Contracting entities do, of course, have constitutional rights. But there is no right to a government contract, and the government can choose who it wants to do business with.

Note that the difference between "employee" and "contractor" is substantive, not nominal. Calling someone a "contractor" does not mean she is not really an employee, and vice versa. Click here for a chart outlining the differences.
That's why it's frustrating to me that Pragmatic, who is an attorney and understand the law better than I do, won't make a sincere effort to discuss the law in this case but instead runs around the issue just like some fool with no understanding at all might do.
I did not know @pragmatic was an attorney.
 
Apr 2014
36,241
22,786
Maryland
#98
That's fine, but in Ohio, the government is investing in Israel.

Ohio buys record $61 million in Israel Bonds - Jewish Telegraphic Agency



So it's okay for the government of Ohio to invest in Israeli bonds to show their support for Israel, but not okay for an employee or contractor to support the BDS movement. I can't help but wonder if the law disallowing this isn't just an excuse to increase the amount of taxpayer money we can invest in Israel.

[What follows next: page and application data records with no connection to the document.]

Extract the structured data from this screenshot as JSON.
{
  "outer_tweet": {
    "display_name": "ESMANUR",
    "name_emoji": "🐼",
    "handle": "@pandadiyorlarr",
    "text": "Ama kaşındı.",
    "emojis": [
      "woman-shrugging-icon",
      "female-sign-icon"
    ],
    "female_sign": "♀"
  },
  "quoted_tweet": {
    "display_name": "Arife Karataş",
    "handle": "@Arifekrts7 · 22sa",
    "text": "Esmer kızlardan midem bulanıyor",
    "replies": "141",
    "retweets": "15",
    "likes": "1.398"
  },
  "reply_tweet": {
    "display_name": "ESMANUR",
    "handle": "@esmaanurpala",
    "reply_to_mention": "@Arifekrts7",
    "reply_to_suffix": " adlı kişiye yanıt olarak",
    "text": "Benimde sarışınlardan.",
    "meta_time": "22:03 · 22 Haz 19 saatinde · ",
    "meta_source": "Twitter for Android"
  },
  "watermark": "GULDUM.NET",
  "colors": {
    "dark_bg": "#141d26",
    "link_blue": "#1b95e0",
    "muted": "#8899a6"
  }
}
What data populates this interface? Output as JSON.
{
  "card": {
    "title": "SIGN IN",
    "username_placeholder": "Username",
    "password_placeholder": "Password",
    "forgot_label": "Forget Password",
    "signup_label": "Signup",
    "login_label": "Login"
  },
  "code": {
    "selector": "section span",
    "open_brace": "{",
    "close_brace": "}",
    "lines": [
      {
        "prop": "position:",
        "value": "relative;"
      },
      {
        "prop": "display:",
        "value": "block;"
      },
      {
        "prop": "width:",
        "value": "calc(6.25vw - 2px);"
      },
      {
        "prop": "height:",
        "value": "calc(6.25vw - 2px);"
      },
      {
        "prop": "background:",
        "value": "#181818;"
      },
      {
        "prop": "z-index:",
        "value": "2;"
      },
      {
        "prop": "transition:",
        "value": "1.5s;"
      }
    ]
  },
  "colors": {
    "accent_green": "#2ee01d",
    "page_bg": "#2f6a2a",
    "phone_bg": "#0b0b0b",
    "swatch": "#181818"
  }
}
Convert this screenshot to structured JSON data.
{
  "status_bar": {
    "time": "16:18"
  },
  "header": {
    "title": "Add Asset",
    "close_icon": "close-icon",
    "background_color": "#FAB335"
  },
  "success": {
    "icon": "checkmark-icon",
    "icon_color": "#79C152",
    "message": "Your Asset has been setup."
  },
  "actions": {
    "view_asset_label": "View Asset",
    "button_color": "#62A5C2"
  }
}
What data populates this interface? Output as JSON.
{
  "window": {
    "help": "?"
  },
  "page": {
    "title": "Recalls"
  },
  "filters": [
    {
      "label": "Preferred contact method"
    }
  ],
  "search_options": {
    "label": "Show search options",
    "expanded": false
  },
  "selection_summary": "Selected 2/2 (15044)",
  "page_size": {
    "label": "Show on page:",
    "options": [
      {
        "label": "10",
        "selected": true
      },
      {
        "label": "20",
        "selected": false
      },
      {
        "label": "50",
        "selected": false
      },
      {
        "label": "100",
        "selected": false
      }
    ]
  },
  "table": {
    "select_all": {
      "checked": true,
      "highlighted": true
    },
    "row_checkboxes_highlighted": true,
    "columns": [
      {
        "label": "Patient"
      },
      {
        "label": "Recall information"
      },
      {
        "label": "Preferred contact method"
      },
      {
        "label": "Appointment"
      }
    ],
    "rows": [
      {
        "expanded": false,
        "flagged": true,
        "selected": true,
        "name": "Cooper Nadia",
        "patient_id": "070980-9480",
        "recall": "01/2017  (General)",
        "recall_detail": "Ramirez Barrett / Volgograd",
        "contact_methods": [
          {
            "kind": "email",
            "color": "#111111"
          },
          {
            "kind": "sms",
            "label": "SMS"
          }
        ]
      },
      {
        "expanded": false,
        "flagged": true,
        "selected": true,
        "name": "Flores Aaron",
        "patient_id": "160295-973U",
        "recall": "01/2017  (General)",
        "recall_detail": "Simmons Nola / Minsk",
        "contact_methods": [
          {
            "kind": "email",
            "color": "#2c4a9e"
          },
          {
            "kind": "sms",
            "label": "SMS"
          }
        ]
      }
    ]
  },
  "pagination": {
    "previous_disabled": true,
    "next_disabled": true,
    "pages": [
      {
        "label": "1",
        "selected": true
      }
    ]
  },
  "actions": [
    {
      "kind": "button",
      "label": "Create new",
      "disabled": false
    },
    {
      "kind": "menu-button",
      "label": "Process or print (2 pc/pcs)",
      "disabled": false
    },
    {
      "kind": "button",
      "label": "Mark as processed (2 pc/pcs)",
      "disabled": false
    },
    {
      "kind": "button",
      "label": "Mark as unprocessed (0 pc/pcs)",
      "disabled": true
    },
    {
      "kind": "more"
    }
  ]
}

I have nothing bad to say about Jews, but more and more I'm finding the government of Israel to be Russianesque in it's manipulation of American public sentiment in favor of their country. And this goes for all foreign countries, fwiw. If the government isn't supposed to be picking "winners & losers" why are we doing this?
I would rather you use the word Israelis them just the blanket Jews. The secular Jews in Israel are angry as hell
 

Rasselas

Former Staff
Feb 2010
67,479
42,851
valid location
#99
The issue is directed specifically with business contracts signed with the state. Not with individuals or state employees. Have made my points numerous times and you seem to be simply dismissing them out of hand because they conflict with your opinion.

We do appear to be going in circles here.

You can have the last word...
And my point has been that the state could simply turn every employee into a contractor and control the politics of its entire workforce. That's what I've been saying this whole time, and you've never responded to it. I haven't been ignoring your point, I've been challenging it and you've been avoiding it. You want me to have the last word? That's just another way to avoid the point I'm making.
 
Likes: NightSwimmer

Ian Jeffrey

Council Hall
Mar 2013
70,676
38,522
Vulcan, down the street from Darth Vader
And my point has been that the state could simply turn every employee into a contractor and control the politics of its entire workforce.
It really cannot do that, as the courts would find the folks now called "contractors" instead of "employees" are still employees within the meaning of the law no matter what they are called. Substance over form prevails.

It is like that old joke: how many legs does a dog have, if you call the tail a leg? Answer: four; calling the tail a leg does not make it one.